US Republican party forsaking the Republic for an aging Culture War?

The US Primaries are almost upon us, and the great dizzying (for us foreigners at least) race for the Republican party nomination gets started in earnest. Last time out, Iowa was where the soon to be President Obama first appeared to walk on water (to his followers at least), now the bettings on an outsider, the semi detachted Ron Paul.

Watching some of the debate the major problem for the Republican party seems to be discerning which of their candidates actually give a damn about the fate of the Republic they propose to run. As well as the renowned culture war schtick, literally pumped by an exasperated roots movement of the Tea Party, the whole focus in the states appears be about the least worst choice to set before the wider citizenry.

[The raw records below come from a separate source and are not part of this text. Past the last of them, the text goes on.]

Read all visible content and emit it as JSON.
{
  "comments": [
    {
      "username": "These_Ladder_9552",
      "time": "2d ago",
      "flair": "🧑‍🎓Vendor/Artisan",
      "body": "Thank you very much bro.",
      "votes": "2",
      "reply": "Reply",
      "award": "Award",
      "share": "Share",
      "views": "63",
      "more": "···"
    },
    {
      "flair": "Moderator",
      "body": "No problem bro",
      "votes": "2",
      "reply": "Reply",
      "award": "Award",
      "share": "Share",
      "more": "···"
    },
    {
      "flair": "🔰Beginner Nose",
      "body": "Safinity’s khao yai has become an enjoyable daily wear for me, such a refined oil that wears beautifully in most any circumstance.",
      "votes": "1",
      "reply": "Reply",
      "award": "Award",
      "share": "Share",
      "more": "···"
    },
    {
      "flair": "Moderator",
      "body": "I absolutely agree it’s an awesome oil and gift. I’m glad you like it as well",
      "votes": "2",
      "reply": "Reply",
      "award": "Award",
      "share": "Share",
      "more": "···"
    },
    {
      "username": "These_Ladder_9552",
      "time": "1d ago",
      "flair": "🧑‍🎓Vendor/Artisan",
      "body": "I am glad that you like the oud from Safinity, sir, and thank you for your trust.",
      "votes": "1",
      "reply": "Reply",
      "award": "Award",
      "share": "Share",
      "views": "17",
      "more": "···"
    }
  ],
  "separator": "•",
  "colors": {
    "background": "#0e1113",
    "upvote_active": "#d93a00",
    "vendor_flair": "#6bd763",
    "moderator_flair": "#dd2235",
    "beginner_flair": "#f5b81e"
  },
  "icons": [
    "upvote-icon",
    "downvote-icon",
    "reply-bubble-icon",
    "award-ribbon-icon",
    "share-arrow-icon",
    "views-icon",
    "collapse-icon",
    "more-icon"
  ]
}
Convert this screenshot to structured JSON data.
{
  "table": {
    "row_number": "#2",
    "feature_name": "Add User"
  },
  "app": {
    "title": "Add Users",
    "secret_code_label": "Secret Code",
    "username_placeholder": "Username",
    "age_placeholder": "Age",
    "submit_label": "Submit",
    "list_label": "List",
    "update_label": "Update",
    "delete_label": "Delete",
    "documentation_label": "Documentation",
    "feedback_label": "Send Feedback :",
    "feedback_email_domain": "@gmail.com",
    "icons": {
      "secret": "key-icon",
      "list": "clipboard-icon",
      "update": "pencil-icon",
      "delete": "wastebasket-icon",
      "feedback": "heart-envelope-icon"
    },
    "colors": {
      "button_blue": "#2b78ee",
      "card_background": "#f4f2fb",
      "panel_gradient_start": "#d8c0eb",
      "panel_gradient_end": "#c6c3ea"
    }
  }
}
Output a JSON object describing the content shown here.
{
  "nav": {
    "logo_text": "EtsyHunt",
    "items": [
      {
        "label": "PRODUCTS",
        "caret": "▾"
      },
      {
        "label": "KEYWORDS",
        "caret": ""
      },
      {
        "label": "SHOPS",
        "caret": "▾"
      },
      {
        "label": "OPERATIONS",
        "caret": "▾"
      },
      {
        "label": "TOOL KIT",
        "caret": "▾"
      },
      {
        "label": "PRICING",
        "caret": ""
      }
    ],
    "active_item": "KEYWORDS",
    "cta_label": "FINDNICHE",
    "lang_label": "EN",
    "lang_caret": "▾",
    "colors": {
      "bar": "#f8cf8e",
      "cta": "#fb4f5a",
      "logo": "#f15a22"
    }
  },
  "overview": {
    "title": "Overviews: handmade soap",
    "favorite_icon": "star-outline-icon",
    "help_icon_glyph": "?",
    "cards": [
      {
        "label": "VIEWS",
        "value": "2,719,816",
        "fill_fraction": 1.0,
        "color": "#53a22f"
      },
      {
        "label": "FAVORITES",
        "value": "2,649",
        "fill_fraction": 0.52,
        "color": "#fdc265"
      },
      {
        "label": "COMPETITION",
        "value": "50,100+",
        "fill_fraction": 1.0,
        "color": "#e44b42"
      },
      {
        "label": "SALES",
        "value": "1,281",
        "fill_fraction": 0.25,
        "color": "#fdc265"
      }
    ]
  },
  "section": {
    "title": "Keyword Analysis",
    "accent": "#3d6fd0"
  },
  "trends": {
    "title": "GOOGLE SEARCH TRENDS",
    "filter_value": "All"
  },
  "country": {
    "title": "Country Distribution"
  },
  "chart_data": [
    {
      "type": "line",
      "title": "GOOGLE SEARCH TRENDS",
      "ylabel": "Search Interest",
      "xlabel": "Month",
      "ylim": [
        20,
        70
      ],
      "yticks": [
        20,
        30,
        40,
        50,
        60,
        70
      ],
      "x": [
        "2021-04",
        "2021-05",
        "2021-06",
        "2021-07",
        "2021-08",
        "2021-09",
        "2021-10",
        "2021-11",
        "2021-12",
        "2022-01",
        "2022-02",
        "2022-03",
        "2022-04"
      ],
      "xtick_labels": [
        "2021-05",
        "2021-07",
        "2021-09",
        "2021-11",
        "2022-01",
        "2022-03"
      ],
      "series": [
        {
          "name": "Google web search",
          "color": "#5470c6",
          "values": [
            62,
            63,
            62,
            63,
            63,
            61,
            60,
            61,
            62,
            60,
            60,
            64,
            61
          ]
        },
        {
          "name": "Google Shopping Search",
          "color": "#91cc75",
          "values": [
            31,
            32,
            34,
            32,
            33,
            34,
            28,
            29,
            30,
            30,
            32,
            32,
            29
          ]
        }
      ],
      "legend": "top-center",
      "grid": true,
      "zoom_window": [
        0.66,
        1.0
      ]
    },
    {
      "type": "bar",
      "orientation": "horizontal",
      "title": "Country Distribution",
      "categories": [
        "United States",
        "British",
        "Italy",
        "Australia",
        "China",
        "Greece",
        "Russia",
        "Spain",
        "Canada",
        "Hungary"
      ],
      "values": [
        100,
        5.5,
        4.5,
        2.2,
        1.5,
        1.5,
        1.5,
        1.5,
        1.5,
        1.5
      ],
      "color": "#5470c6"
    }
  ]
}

David Frum makes the point better than I can…

The thing most wrong with present-day Republicanism is its passivity in the face of the economic crisis, its indifference to the economic troubles of the huge majority of the American population, and its blithe insistence that everything was fine for the typical American worker up until Inauguration Day 2009 or (at the outer bound of the thinkable) the financial crisis of the fall 2008. It is the lack of concern to the travails of middle-class America that “reform Republicans” should most centrally be concerned with.

Mitt Romney’s not popular, he trails the wildly unpredictable Newt Gingrich by some considerable length… But he is a lot of people’s second and third choices… And he’s not gaged and bound by the extreme fringes of the party… The trouble is to win a US Presidential election you need to spring the base and make a wider appeal.. It didn’t work with McCain (even with Palin riding shot gun)… and it’s notable that Frum does not offer an alternative to not voting the doctrinaire libertarian Ron Paul…

Which may be telling… (not least that I’ve hedged against the wrong team…)

Mick is founding editor of Slugger. He has written papers on the impacts of the Internet on politics and the wider media and is a regular guest and speaking events across Ireland, the UK and Europe. Twitter: @MickFealty